This large, heavily bodied rodent is reddish-brown dorsally, often having a slightly frosted appearance due to light tipped hairs. Its belly is yellowish. It has small fur,covered ears and a prominent, erect tail. Total length is 20 - 28 inches (500 - 700 mm), tail length is 5 1/8 to 8 ¾ inches (130-220 mm), they weigh 3.5 - 11 pounds (1.6-5 kilograms). melanistic forms appear in various local populations of Idaho. Early settlers in Idaho called the marmot "whistle pigs", perhaps a good name since this marmot is fat appearing and it spends considerable time basking in the sun. If danger appears, however, it gives a shrill whistle as an alarm call. Many Idahoans also call them "rockchucks", a common name probably derived from the eastern "woodchuck" or "groundhog".
From south-central British Columbia and southern Alberta, south to southern California and northern New Mexico.
Found (typically above 2000 m) in meadows, valleys, and foothills, often in open areas where forest and meadow form a mosaic. In Idaho, prefers talus slopes, rocky outcroppings and rimrock.

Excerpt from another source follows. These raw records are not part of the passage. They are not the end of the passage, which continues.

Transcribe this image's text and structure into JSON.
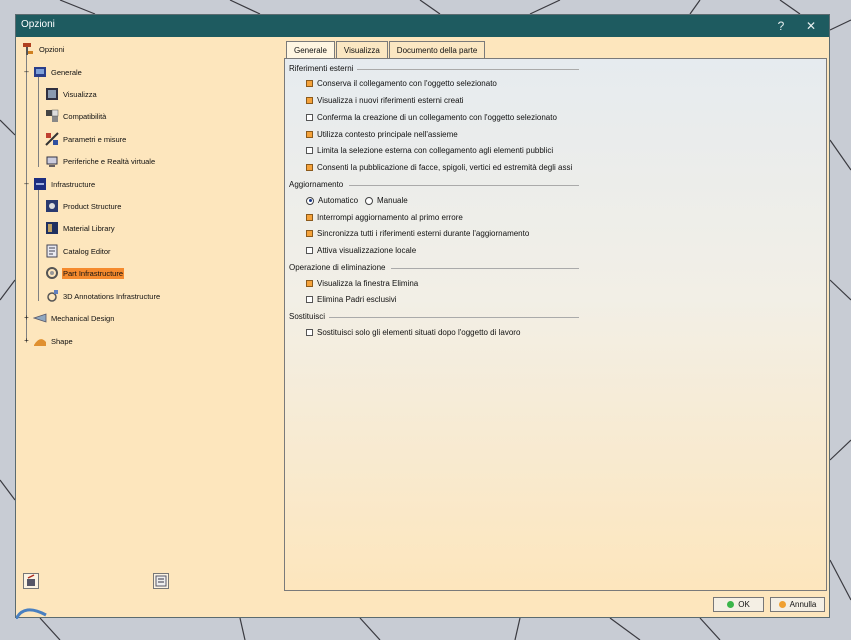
{
  "window": {
    "title": "Opzioni",
    "help": "?",
    "close": "✕"
  },
  "tree": {
    "root": "Opzioni",
    "items": [
      {
        "label": "Generale",
        "icon": "general-settings-icon"
      },
      {
        "label": "Visualizza",
        "icon": "display-icon"
      },
      {
        "label": "Compatibilità",
        "icon": "compatibility-icon"
      },
      {
        "label": "Parametri e misure",
        "icon": "parameters-icon"
      },
      {
        "label": "Periferiche e Realtà virtuale",
        "icon": "devices-icon"
      },
      {
        "label": "Infrastructure",
        "icon": "infrastructure-icon"
      },
      {
        "label": "Product Structure",
        "icon": "product-structure-icon"
      },
      {
        "label": "Material Library",
        "icon": "material-library-icon"
      },
      {
        "label": "Catalog Editor",
        "icon": "catalog-editor-icon"
      },
      {
        "label": "Part Infrastructure",
        "icon": "part-infrastructure-icon",
        "selected": true
      },
      {
        "label": "3D Annotations Infrastructure",
        "icon": "annotations-icon"
      },
      {
        "label": "Mechanical Design",
        "icon": "mechanical-design-icon"
      },
      {
        "label": "Shape",
        "icon": "shape-icon"
      }
    ]
  },
  "tabs": [
    "Generale",
    "Visualizza",
    "Documento della parte"
  ],
  "active_tab": "Generale",
  "sections": {
    "external_refs": {
      "title": "Riferimenti esterni",
      "options": [
        {
          "label": "Conserva il collegamento con l'oggetto selezionato",
          "checked": true
        },
        {
          "label": "Visualizza i nuovi riferimenti esterni creati",
          "checked": true
        },
        {
          "label": "Conferma la creazione di un collegamento con l'oggetto selezionato",
          "checked": false
        },
        {
          "label": "Utilizza contesto principale nell'assieme",
          "checked": true
        },
        {
          "label": "Limita la selezione esterna con collegamento agli elementi pubblici",
          "checked": false
        },
        {
          "label": "Consenti la pubblicazione di facce, spigoli, vertici ed estremità degli assi",
          "checked": true
        }
      ]
    },
    "update": {
      "title": "Aggiornamento",
      "radio_auto": "Automatico",
      "radio_manual": "Manuale",
      "selected": "Automatico",
      "options": [
        {
          "label": "Interrompi aggiornamento al primo errore",
          "checked": true
        },
        {
          "label": "Sincronizza tutti i riferimenti esterni durante l'aggiornamento",
          "checked": true
        },
        {
          "label": "Attiva visualizzazione locale",
          "checked": false
        }
      ]
    },
    "delete": {
      "title": "Operazione di eliminazione",
      "options": [
        {
          "label": "Visualizza la finestra Elimina",
          "checked": true
        },
        {
          "label": "Elimina Padri esclusivi",
          "checked": false
        }
      ]
    },
    "replace": {
      "title": "Sostituisci",
      "options": [
        {
          "label": "Sostituisci solo gli elementi situati dopo l'oggetto di lavoro",
          "checked": false
        }
      ]
    }
  },
  "footer": {
    "ok": "OK",
    "cancel": "Annulla"
  },
  "colors": {
    "title_bar": "#1e5b60",
    "dialog_bg": "#fde6bd",
    "selection": "#f58a2d",
    "checked": "#f5a23a",
    "ok_dot": "#3bb54a",
    "cancel_dot": "#f0a030"
  }
}
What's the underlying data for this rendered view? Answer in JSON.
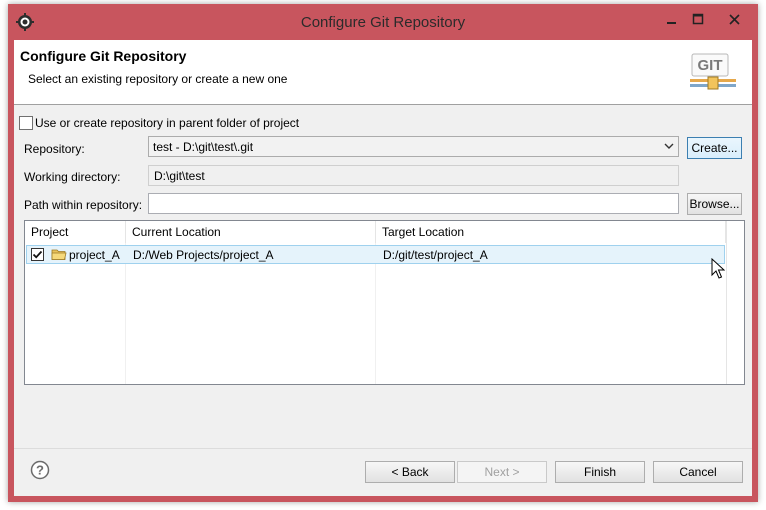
{
  "window": {
    "title": "Configure Git Repository"
  },
  "banner": {
    "title": "Configure Git Repository",
    "subtitle": "Select an existing repository or create a new one",
    "logo_text": "GIT"
  },
  "options": {
    "use_parent_label": "Use or create repository in parent folder of project",
    "use_parent_checked": false
  },
  "form": {
    "repository_label": "Repository:",
    "repository_value": "test - D:\\git\\test\\.git",
    "create_label": "Create...",
    "working_dir_label": "Working directory:",
    "working_dir_value": "D:\\git\\test",
    "path_label": "Path within repository:",
    "path_value": "",
    "browse_label": "Browse..."
  },
  "table": {
    "headers": [
      "Project",
      "Current Location",
      "Target Location"
    ],
    "rows": [
      {
        "project": "project_A",
        "checked": true,
        "current": "D:/Web Projects/project_A",
        "target": "D:/git/test/project_A"
      }
    ]
  },
  "footer": {
    "back_label": "< Back",
    "next_label": "Next >",
    "finish_label": "Finish",
    "cancel_label": "Cancel"
  },
  "colors": {
    "frame": "#c8555e",
    "row_selected": "#e5f3fb"
  },
  "icons": [
    "eclipse-gear-icon",
    "minimize-icon",
    "maximize-icon",
    "close-icon",
    "git-logo-icon",
    "folder-icon",
    "help-icon",
    "mouse-cursor-icon"
  ]
}
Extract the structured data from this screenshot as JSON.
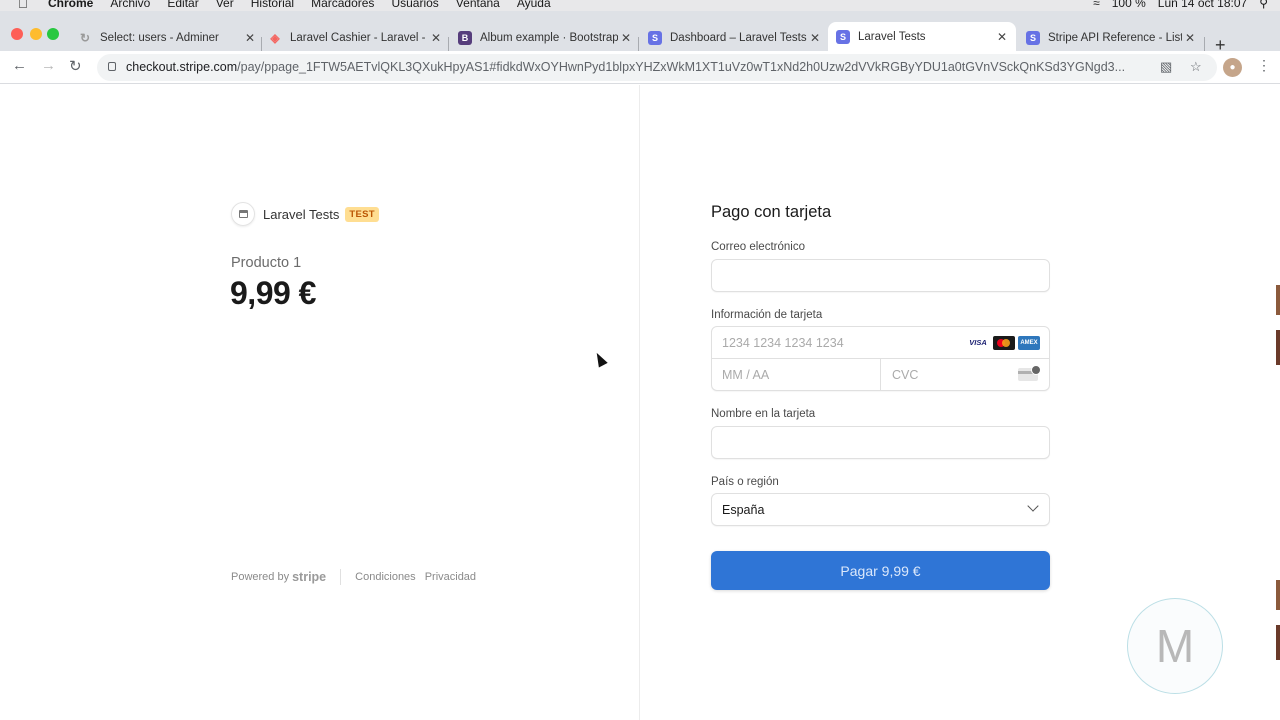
{
  "menubar": {
    "app": "Chrome",
    "items": [
      "Archivo",
      "Editar",
      "Ver",
      "Historial",
      "Marcadores",
      "Usuarios",
      "Ventana",
      "Ayuda"
    ],
    "battery": "100 %",
    "clock": "Lun 14 oct  18:07"
  },
  "tabs": [
    {
      "title": "Select: users - Adminer",
      "icon": "adminer-icon",
      "active": false
    },
    {
      "title": "Laravel Cashier - Laravel -",
      "icon": "laravel-icon",
      "active": false
    },
    {
      "title": "Album example · Bootstrap",
      "icon": "bootstrap-icon",
      "active": false
    },
    {
      "title": "Dashboard – Laravel Tests",
      "icon": "stripe-icon",
      "active": false
    },
    {
      "title": "Laravel Tests",
      "icon": "stripe-icon",
      "active": true
    },
    {
      "title": "Stripe API Reference - List",
      "icon": "stripe-icon",
      "active": false
    }
  ],
  "address": {
    "host": "checkout.stripe.com",
    "path": "/pay/ppage_1FTW5AETvlQKL3QXukHpyAS1#fidkdWxOYHwnPyd1blpxYHZxWkM1XT1uVz0wT1xNd2h0Uzw2dVVkRGByYDU1a0tGVnVSckQnKSd3YGNgd3..."
  },
  "merchant": {
    "name": "Laravel Tests",
    "badge": "TEST"
  },
  "product": {
    "name": "Producto 1",
    "price": "9,99 €"
  },
  "footer": {
    "powered": "Powered by",
    "brand": "stripe",
    "terms": "Condiciones",
    "privacy": "Privacidad"
  },
  "form": {
    "title": "Pago con tarjeta",
    "email_label": "Correo electrónico",
    "email_value": "",
    "card_label": "Información de tarjeta",
    "card_number_placeholder": "1234 1234 1234 1234",
    "expiry_placeholder": "MM / AA",
    "cvc_placeholder": "CVC",
    "visa": "VISA",
    "amex": "AMEX",
    "name_label": "Nombre en la tarjeta",
    "name_value": "",
    "country_label": "País o región",
    "country_value": "España",
    "pay_button": "Pagar 9,99 €"
  },
  "watermark": "M",
  "colors": {
    "pay_button": "#2f75d6",
    "test_badge_bg": "#ffde92",
    "test_badge_text": "#bb5504"
  }
}
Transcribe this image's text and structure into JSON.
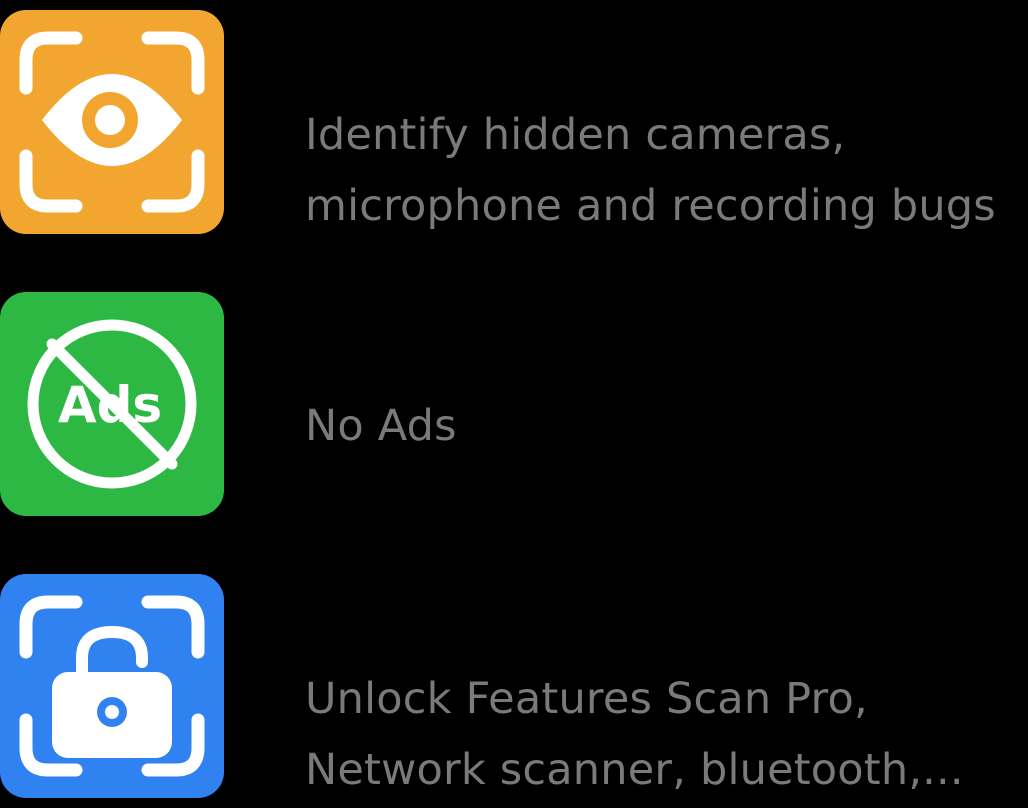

Feeds on wide variety of grasses and forbs.
At higher elevations, marmots may hibernate from early September to May; at lower elevations they emerge late February to mid-March. In more boreal zones, they may be active all summer, but begin aestivation in June at lower elevations. They burrow under rocks, logs, or bushes in areas of well-drained talus, rock outcrops, or scattered boulders. Their burrows may be up to 15 feet long and provide protection against predators, extremely high summer temperatures and cold temperatures during hibernation. The area over which they range varies from about 2.5 acres to 155 acres (1 ha to 70 or more). While they are social mammals, they occasionally live alone, but usually in pairs, or colonies. A colony typically consists of 1 or more adult territorial males and 1 to 5 adult females and their young. Most colonies do not exceed 1 male and 3 females. Small habitat patches may include a female and offspring, but adult males and yearlings may not be present. Virtually all males and slightly less than half of the females disperse from their natal colony, typically as yearlings. dispersal distance usually is less than 2.5 but up to 10 miles (4-15.5 km) for males, and 4 miles (6.4 km) for females. They may harbor fleas that are vectors of plague or ticks which transmit Rocky Mountain spotted fever. A primary mortality factor is hibernation and they are preyed on by larger predators such as golden eagles, coyotes, cougars and others.
Mating usually occurs within 2 wk after hibernation. Gestation lasts about 30 days. litter varies between 3-8 young/yr. Young remain in burrow for 20-30 days, and emerge in late June to mid-July (Colorado). At highest elevations, females rarely produce litters in consecutive years. Males typically first breed at age 3 or older.
|Status:||Unprotected nongame species|